Lonomia obliqua envenomation is characterized by intense local inflammatory reaction, which, dependent on the severity of the case, is followed by severe clinical manifestations related to hemorrhagic disorders that can lead to fatal outcome. These effects were imputed to several toxins present in L. obliqua venom, which are responsible for procoagulant,(More)
Integrin signaling is comprised of well-characterized pathways generally involved in cell survival. alpha(9)beta(1) integrin has recently become a target of study and has been shown to present pro-survival effects on neutrophils. However, there are no detailed studies on how alpha(9)beta(1) integrin-coupled signaling pathways interact and how they converge(More)
The gastric pathogen Helicobacter pylori produces large amounts of urease, whose enzyme activity enables the bacterium to survive in the stomach. We have previously shown that ureases display enzyme-independent effects in mammalian models, most through lipoxygenases-mediated pathways. Here, we evaluated potential pro-inflammatory properties of H. pylori(More)
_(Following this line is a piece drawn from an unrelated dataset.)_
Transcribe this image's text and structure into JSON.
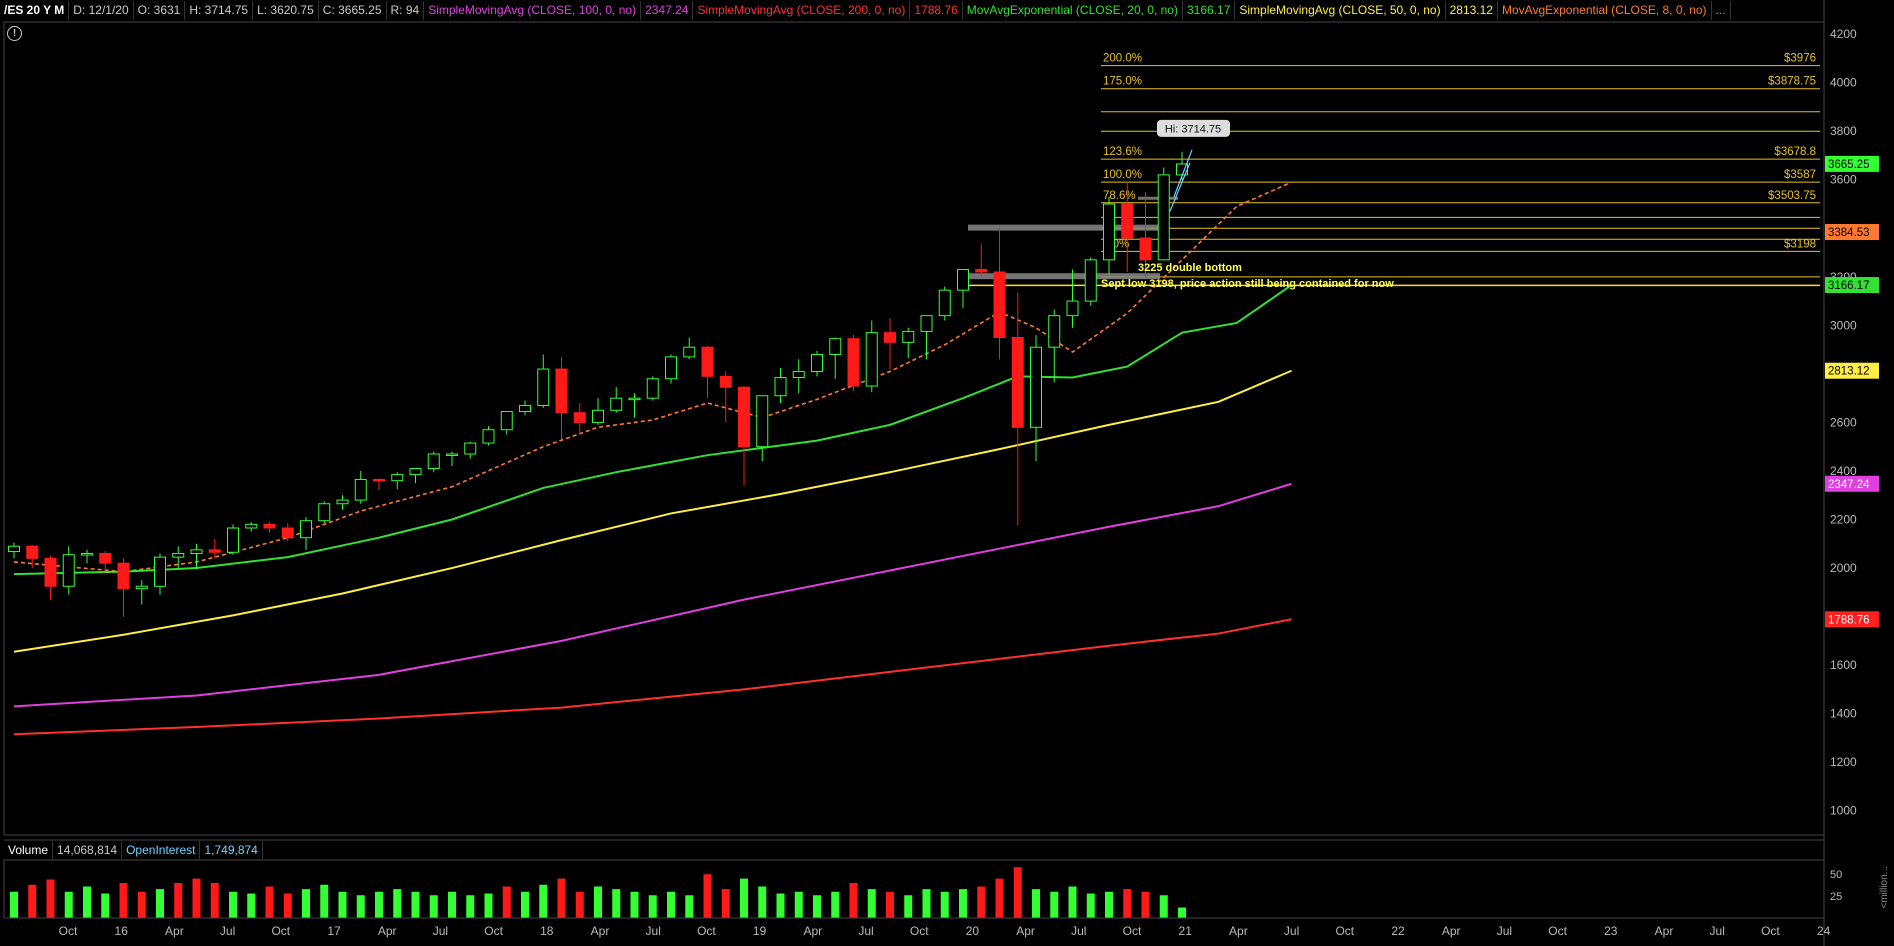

In many gut chronic inflammatory conditions, intestinal epithelium (IE) is deprived of the protection of the mucus secreted by IE-specialized cells. In these events, bleeding and subsequent lysis of erythrocytes are common. This may lead to the release of high amounts of heme in the intestinal lumen, which interacts with IE. Previous works from our group(More)
Studies have demonstrated that reactive oxygen species (ROS) generated by NADPH oxidase are essential for melanoma proliferation and survival. However, the mechanisms by which NADPH oxidase regulates these effects are still unclear. In this work, we investigate the role of NADPH oxidase-derived ROS in the signaling events that coordinate melanoma cell(More)
Macrophage infiltration into adipose tissue (AT) is a hallmark of the chronic inflammatory response in obesity and is supported by an intense monocyte migration towards AT. Although it has been detected an increased proportion of circulating CD16+ monocyte subsets in obese subjects, the mechanisms underlying this effect and the contribution of these cells(More)
ExoU is a potent proinflammatory toxin produced by Pseudomonas aeruginosa, a major agent of severe lung infection and sepsis. Because inflammation is usually associated with oxidative stress, we investigated the effect of ExoU on free radical production and antioxidant defense mechanisms during the course of P. aeruginosa infection. In an experimental model(More)
Streptococcus agalactiae (Group B Streptococcus; GBS) is an important pathogen and is associated with pneumonia, sepsis and meningitis in neonates and adults. GBS infections induce cytotoxicity of respiratory epithelial cells (A549) with generation of reactive oxygen species (ROS) and loss of mitochondrial membrane potential (ψm). The apoptosis of A549(More)